I remember an MMA place I used to train at. (Still would be if it were logistically feasable. I recommend the coach to anyone who can get to his place.) Even drills for beginners had some element of training timing and distance and whatnot. I remember one when I first started was fairly static but still worked on timing. One partner would throw a couple of punches (the kinds he could throw were limited) and the other partner would defend and then try to shoot in for a double leg in between strikes. I don't think beginners need be excluded from drills like that.
The MMA form is so so crap. It proves once and for all how silly kata is, for that we habve Pro-Star MMA to thank. Low block, lol.
You are a total Douchbag. Train more, post nevermore.
FickleFingerOfFate -08-21-2007 08:59 AM
just die already.
Plasma - 08-20-2007 11:45 PM
Best MA website ever!!!!!: http://www.dogjudo.co.uk/
All of the techniques are done just fine (grappling stuff). The only problem is that, they don't really show any context for the techniques.
Anyone notice this is on the "Frauds" section?
Its also the BS and standards section. Entries here do not have to involve fraud.
Damn, I'm dumb. Thank you for reminding me! (No I'm not being sarcastic)
I'm glad I found this thread before I went off on a huge rant.
A local school just started advertising that it is now a Pro-Star MMA school. This is in conjunction with their Taekwondo classes. Now I really can't comment on the curriculum of Pro-Star as I haven't seen it first hand and likely will never get a chance to, but the whole idea of selling curriculum like this lacks the responsibility of the seller.
In my mind this whole program is about getting people into the door using a buzz phrase of mixed-martial-arts and signing up students and eventually transferring them into the other existant programs if they become disillusioned with the Pro-Star way.
What really has set me off on this is the advertising that accompanies the program.
From a local paper on advertisment for the school and announcing pro-star
Header "Meet Today's Weekend Warrior"
Body Title "Learn Mixed Martial Arts Without the Bruises"
Random Quotes from body " . . . Pro-Star takes the best from different martial arts and combines them into an easy to learn system that will get you fit as a fighter without the bruises . . . gain confidence knowing you can protect yourself and your loved ones . . . You will find yourself gaining flexibility and tone while the extra pounds just melt away . . ."
There is nothing in the advertisment that mentions any "sporting" aspect to MMA. I think MMA has come to be understood as a sport now-a-days and this advertisment fails to define what MMA actually is. It seems to be geared towards getting people into the school who want a fitness routine.
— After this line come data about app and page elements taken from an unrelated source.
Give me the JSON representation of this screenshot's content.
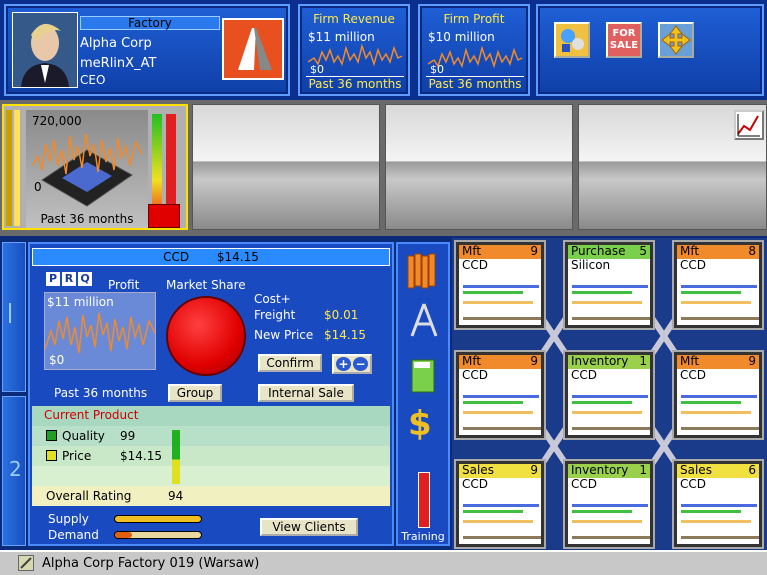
{
  "header": {
    "title_label": "Factory",
    "company": "Alpha Corp",
    "user": "meRlinX_AT",
    "role": "CEO"
  },
  "revenue": {
    "label": "Firm Revenue",
    "value": "$11 million",
    "zero": "$0",
    "period": "Past 36 months"
  },
  "profit": {
    "label": "Firm Profit",
    "value": "$10 million",
    "zero": "$0",
    "period": "Past 36 months"
  },
  "toolbar": {
    "icons": [
      "consultant-icon",
      "for-sale-icon",
      "move-icon"
    ],
    "for_sale_text": "FOR SALE"
  },
  "unit_graph": {
    "max": "720,000",
    "zero": "0",
    "period": "Past 36 months"
  },
  "product": {
    "name": "CCD",
    "price": "$14.15",
    "tabs": [
      "P",
      "R",
      "Q"
    ],
    "profit_label": "Profit",
    "profit_value": "$11 million",
    "profit_zero": "$0",
    "period": "Past 36 months",
    "market_share_label": "Market Share",
    "cost_freight_label1": "Cost+",
    "cost_freight_label2": "Freight",
    "cost_freight_value": "$0.01",
    "new_price_label": "New Price",
    "new_price_value": "$14.15",
    "confirm_label": "Confirm",
    "group_label": "Group",
    "internal_sale_label": "Internal Sale",
    "current_product_label": "Current Product",
    "quality_label": "Quality",
    "quality_value": "99",
    "price_label": "Price",
    "price_value": "$14.15",
    "overall_label": "Overall Rating",
    "overall_value": "94",
    "supply_label": "Supply",
    "demand_label": "Demand",
    "view_clients_label": "View Clients",
    "training_label": "Training"
  },
  "cards": [
    {
      "type": "Mft",
      "count": "9",
      "item": "CCD",
      "color": "#f08a2a"
    },
    {
      "type": "Purchase",
      "count": "5",
      "item": "Silicon",
      "color": "#7ad04a"
    },
    {
      "type": "Mft",
      "count": "8",
      "item": "CCD",
      "color": "#f08a2a"
    },
    {
      "type": "Mft",
      "count": "9",
      "item": "CCD",
      "color": "#f08a2a"
    },
    {
      "type": "Inventory",
      "count": "1",
      "item": "CCD",
      "color": "#9ad04a"
    },
    {
      "type": "Mft",
      "count": "9",
      "item": "CCD",
      "color": "#f08a2a"
    },
    {
      "type": "Sales",
      "count": "9",
      "item": "CCD",
      "color": "#f0e040"
    },
    {
      "type": "Inventory",
      "count": "1",
      "item": "CCD",
      "color": "#9ad04a"
    },
    {
      "type": "Sales",
      "count": "6",
      "item": "CCD",
      "color": "#f0e040"
    }
  ],
  "statusbar": {
    "text": "Alpha Corp Factory 019 (Warsaw)"
  }
}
How can you learn MMA without sparring? How can you learn MMA without getting bruised up? How can you learn the techniques effectively if you have never been put in a live training situation? To compare this to something I will be teaching everyone on this message board how to become basketball players. We will run lines and you'll feel great. We'll dribble the ball and work on handling skills and you will feel confident that you can handle a ball. We'll shoot some baskets so you can see exactly what it is to put the ball through the hoop. No we will not play any games as testing what you've learned could leave you feeling bad.
Interesting you posted that analogy as I use it quite a bit in order to get people to understand the difference between an art that uses practical training as opposed to what is considered "traditional" training methods.
Originally Posted by Art
If you were just helping people out with how to run a business, design schedules and help with costing etc, then fine (i.e. help good teachers to become good businessmen). That isn't what you're doing though, you're claiming to offer a full MMA training program including the techniques.
Originally Posted by trapdoor
If someone has a level of skill high enough to be teaching then it's not the curriculum they offer which will be the reason they don't retain students. It's more likely how they teach (maybe they don't explain things well) or how they run the school (turning up late) which is losing them students. If you just stuck to helping them out with this, I'm sure no-one would have a problem.
You are saying you're not teaching people how to punch/kick etc but just how to structure lessons. Then why do you need to show them videos of combos?! Surely you could just tell them "Ok, lesson one for a beginner. Teach them a basic stance and defensive posture. Now show them footwork and once they're comfortable moving around add in a jab/cross combo" or similar. You shouldn't have to show crappy techniques on video if you have selected good instructors as you said.
However, you obviously realise there are plenty of companies/individuals offering business services; so you've tried to get an MMA gimmick and the only way to make yourselves specifically MMA has been to tack on some shitty techniques.
You're just out for cash, it's simple for all to see.
Originally Posted by Wolf
Combo four seems like an excellent technique if you want to get double-legged easier than you could have ever managed!
Single Sign On provided by vBSSO